Saturday, December 27, 2014

Leaving The March

But the effect of her being on those around her was incalculably diffusive: for the growing good of the world is partly dependent on unhistoric acts; and that things are not so ill with you and me as they might have been, is half owing to the number who lived faithfully a hidden life, and rest in unvisited tombs.

I read George Eliot's Middlemarch for the first time shortly after I stopped working at the bar.  The paragraph above is my favorite piece of writing ever.  It is so beautiful and so kind and so perfectly phrased.  And it was in reading that paragraph, after having closed a chapter on my life, that I decided to write this book, even though it took me many more years to actually start writing it.

And today is the day I put it behind me.

Streeters, the bar I worked in throughout my 20's in the 90s, is the inspiration for the bar called The March, but the book called The March is a fairly faithful revisioning of Middlemarch.  The plot is lifted wholesale.  All my characters correlate directly to one in Middlemarch, save Bulstrode who correlates to two (he's both Eliot's Bulstrode and Featherstone) and Rosie who is not really Eliot's Rosamund.  As I wrote Rosie I fell a little in love with her and she ended up coming more from my own imagination than George Eliot's. Rosie is my favorite character.  Oh, Rosie, I'll miss you most of all!

I'll also say here since I know she's reading: Joelle, there's a lot of you in Mary. And since I know he's reading: Danno, Teddy's odiousness is inspired entirely by George Eliot.  There is none of you in him.    

I feel sad to leave all these people, whom I've lived with for a very long time. We've been together for years and years.  When I think of writing this book, I picture myself sitting on the floor by the pool at Senn High while a 5 year old Laney took swimming lessons; desperately trying to keep the laptop dry as I pecked out words and lived in a fictional past.
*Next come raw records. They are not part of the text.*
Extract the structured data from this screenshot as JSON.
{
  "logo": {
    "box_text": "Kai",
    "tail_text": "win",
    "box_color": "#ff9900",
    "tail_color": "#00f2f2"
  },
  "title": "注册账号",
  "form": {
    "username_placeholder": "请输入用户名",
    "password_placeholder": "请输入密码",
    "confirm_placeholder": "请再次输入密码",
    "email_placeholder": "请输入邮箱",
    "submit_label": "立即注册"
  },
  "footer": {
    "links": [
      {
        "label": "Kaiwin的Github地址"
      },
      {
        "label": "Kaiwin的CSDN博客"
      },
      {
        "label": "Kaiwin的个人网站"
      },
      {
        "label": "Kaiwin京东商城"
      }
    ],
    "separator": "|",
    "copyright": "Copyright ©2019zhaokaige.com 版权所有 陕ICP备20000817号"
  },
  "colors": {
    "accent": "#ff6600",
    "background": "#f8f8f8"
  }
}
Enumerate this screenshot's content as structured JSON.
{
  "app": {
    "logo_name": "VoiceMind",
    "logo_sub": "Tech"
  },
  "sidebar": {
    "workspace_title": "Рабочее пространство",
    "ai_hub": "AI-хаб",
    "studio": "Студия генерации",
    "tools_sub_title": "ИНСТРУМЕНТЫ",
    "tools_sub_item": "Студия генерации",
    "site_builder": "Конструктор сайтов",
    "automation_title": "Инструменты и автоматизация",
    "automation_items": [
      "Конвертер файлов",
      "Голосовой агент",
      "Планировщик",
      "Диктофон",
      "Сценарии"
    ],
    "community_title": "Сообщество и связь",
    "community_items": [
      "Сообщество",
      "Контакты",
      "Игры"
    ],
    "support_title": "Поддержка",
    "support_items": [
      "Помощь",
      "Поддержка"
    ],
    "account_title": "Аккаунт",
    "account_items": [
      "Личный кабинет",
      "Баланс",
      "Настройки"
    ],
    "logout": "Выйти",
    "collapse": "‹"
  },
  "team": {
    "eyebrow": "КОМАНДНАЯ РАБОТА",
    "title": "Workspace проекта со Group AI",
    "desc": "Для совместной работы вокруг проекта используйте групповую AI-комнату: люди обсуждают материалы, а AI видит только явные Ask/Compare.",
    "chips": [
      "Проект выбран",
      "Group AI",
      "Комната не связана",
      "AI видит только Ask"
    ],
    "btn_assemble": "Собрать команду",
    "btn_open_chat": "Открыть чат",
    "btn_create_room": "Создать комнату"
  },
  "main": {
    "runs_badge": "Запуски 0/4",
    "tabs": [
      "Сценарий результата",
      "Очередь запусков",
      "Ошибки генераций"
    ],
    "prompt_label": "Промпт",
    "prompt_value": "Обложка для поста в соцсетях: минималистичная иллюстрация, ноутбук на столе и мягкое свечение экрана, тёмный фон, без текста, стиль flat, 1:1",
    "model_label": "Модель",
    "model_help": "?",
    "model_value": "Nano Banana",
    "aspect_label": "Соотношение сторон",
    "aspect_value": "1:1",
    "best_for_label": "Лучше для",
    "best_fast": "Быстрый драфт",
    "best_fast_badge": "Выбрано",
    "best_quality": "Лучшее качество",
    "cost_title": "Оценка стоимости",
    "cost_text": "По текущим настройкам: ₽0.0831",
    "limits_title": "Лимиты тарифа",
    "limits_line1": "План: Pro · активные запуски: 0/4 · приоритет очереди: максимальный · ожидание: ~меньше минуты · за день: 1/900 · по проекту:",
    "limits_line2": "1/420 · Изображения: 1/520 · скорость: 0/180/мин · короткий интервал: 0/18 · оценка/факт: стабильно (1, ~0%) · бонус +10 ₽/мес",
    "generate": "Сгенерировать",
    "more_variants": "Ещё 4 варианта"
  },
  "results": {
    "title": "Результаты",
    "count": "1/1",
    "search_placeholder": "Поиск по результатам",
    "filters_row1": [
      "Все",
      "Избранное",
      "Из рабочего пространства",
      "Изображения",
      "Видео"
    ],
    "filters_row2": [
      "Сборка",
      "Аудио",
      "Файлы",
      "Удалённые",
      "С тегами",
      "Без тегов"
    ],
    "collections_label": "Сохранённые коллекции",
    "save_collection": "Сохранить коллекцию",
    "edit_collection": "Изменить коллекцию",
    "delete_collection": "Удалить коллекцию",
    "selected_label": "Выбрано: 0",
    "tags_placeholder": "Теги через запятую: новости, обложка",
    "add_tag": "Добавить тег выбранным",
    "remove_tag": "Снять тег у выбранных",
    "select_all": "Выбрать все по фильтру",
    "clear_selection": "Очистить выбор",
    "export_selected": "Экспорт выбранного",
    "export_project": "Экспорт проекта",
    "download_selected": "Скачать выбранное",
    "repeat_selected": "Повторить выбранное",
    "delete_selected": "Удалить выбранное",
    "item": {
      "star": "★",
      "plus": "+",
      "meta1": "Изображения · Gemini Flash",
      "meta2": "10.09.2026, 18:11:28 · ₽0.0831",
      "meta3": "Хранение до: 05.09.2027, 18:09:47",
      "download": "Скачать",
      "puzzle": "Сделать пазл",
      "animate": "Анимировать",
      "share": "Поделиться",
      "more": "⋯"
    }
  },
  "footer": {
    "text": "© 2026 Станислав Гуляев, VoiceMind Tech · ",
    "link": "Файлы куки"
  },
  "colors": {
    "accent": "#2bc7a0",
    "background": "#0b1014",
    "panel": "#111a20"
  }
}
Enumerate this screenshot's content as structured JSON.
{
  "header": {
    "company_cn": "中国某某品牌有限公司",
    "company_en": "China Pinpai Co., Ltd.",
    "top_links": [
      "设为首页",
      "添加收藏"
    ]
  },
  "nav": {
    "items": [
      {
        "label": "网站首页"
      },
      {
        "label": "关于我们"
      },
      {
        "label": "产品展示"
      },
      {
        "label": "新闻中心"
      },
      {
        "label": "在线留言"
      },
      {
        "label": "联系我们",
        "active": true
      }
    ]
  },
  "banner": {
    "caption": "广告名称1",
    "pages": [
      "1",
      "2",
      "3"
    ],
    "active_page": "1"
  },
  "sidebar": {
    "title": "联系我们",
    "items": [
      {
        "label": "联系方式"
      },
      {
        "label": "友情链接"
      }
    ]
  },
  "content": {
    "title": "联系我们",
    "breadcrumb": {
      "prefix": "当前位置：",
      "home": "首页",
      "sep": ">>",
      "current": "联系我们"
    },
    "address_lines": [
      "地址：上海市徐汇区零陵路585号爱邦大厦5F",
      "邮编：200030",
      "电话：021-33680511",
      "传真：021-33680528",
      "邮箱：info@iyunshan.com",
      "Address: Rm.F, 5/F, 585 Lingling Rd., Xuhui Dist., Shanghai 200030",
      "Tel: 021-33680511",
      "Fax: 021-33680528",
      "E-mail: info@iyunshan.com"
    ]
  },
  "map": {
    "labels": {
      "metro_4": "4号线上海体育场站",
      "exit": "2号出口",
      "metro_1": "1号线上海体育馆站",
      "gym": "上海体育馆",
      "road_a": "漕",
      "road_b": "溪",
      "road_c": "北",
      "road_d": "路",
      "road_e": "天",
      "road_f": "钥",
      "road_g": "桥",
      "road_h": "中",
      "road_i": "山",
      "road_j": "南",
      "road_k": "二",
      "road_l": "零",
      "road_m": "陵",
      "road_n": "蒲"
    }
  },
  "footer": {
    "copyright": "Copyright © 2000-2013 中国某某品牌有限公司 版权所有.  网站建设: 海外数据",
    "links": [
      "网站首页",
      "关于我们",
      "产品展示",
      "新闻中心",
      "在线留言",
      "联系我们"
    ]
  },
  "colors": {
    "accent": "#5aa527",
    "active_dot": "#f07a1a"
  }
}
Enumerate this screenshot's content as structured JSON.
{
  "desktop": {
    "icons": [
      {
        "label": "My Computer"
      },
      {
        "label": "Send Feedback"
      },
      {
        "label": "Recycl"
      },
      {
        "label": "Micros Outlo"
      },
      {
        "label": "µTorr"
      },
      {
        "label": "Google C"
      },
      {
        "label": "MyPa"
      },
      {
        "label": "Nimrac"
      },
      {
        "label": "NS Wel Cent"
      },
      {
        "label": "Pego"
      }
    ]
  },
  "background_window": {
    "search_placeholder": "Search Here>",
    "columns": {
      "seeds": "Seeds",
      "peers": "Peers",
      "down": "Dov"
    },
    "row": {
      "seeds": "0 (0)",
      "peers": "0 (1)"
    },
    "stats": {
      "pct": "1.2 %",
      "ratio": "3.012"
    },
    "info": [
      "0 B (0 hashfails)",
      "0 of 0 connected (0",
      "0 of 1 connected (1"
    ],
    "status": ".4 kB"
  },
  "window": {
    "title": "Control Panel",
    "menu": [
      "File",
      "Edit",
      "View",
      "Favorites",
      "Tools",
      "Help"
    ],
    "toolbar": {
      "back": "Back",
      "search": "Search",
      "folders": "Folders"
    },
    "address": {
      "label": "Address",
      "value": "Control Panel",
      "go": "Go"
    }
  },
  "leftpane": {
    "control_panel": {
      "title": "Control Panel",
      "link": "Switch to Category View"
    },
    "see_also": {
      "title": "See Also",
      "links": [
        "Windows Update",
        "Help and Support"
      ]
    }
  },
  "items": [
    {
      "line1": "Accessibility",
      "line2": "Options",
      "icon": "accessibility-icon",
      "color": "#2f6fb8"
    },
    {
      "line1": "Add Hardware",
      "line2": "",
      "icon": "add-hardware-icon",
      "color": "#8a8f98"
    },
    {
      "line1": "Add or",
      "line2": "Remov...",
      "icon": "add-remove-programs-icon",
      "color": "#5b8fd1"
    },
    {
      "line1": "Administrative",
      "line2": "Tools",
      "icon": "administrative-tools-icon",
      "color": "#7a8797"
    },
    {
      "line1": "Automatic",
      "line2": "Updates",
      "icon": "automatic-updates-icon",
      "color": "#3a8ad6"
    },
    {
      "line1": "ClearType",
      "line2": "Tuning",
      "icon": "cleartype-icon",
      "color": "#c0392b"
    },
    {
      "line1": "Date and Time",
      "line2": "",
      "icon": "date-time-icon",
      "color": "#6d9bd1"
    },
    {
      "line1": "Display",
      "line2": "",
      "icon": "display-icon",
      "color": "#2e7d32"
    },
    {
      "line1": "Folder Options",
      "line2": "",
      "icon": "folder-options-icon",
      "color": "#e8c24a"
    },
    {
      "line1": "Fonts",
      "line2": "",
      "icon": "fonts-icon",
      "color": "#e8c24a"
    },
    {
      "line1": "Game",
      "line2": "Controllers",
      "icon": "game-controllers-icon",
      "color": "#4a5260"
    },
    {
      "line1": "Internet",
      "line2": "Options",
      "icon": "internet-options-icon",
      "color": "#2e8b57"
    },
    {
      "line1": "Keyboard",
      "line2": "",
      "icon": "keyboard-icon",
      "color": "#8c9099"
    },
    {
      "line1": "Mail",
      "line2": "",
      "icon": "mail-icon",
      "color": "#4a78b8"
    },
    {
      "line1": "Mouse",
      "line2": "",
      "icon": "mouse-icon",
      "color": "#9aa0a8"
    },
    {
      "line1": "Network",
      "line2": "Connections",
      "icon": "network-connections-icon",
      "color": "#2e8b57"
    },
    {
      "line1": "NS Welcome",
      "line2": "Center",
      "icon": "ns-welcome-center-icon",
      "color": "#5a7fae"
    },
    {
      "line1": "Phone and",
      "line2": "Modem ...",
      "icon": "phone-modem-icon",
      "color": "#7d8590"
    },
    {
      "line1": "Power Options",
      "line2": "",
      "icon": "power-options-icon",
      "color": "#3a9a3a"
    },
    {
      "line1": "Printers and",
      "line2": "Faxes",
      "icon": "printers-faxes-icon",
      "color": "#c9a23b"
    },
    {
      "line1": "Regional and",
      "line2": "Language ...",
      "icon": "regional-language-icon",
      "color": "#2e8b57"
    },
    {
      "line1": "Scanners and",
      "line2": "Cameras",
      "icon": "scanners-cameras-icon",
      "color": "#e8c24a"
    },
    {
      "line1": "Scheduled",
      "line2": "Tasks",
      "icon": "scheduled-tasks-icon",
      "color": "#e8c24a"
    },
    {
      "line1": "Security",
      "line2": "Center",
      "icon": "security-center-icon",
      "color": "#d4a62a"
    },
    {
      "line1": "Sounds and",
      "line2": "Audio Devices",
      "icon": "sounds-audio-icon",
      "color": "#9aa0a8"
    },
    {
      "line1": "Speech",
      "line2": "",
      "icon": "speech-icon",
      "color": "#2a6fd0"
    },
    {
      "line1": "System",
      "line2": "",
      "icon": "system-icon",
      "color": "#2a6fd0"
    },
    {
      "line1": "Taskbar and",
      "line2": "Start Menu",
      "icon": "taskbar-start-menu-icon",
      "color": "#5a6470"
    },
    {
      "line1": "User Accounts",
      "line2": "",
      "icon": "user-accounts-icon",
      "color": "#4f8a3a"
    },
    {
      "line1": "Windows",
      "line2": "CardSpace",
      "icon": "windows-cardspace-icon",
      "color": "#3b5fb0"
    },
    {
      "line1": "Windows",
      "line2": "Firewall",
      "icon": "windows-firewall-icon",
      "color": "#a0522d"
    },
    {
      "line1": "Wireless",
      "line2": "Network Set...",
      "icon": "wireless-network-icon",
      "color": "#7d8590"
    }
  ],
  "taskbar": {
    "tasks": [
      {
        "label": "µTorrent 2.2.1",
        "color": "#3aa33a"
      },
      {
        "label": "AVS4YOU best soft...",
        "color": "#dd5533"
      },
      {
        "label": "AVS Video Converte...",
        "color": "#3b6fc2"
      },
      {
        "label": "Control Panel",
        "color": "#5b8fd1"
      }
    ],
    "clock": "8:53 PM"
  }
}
I picture myself scrounging out an outlet at Shedd Aquarium, so I could finish the last chapter for the first time by the Beluga whales.  I've always really liked those Beluga whales.

I picture myself sitting at a table at a Rogers Park diner, half-eaten grilled cheese beside my laptop, puzzling out some plot point while daring to imagine a life where this was what I did for a living (wrote books, not ate grilled cheese... although I suppose that'd be a pretty good career too).

I loved to write this book.

But, because it is I not Iggy who is the realest, I need to be honest: it's not great.  It has moments that are pretty good. There are paragraphs that hover around really good.  But it is not great.  It is only sort of good here and there.   I failed to hold myself up to the kind of rigorous honesty that you need to make something great.  I pulled punches that George Eliot would never have pulled.  And despite the years I spent writing it, I was lazy as fuck at several points.

And goddammit, I could never fucking figure out how to start this thing!

This doesn't make me sad, though.  Well, it makes me a little sad.  I would have liked to write something that people would read and discuss at book clubs.  I would have loved to have written something really good. But I didn't.

But I still loved to write this book.

I loved living in that world. I love Brooke and Rosie and Tre and Will.  And I'm glad I got to know them.  I loved needling away at sentences and taking long walks to try and figure out how to move the plot into the 20th century.  I loved imagining a Chicago bar in the 60s and describing the work I did when I learned how to work at a bar.

I loved to write this book.

So even if I don't think it's in the cards for me to make a living by writing stories, I can still write stories.  There is merit and there is joy in trying to tell a story even if you are not entirely successful in the telling.

It's time to put The March behind me and start a new story.  And I'll pop those stories up here as they come.  And maybe it won't even take me another 7 years.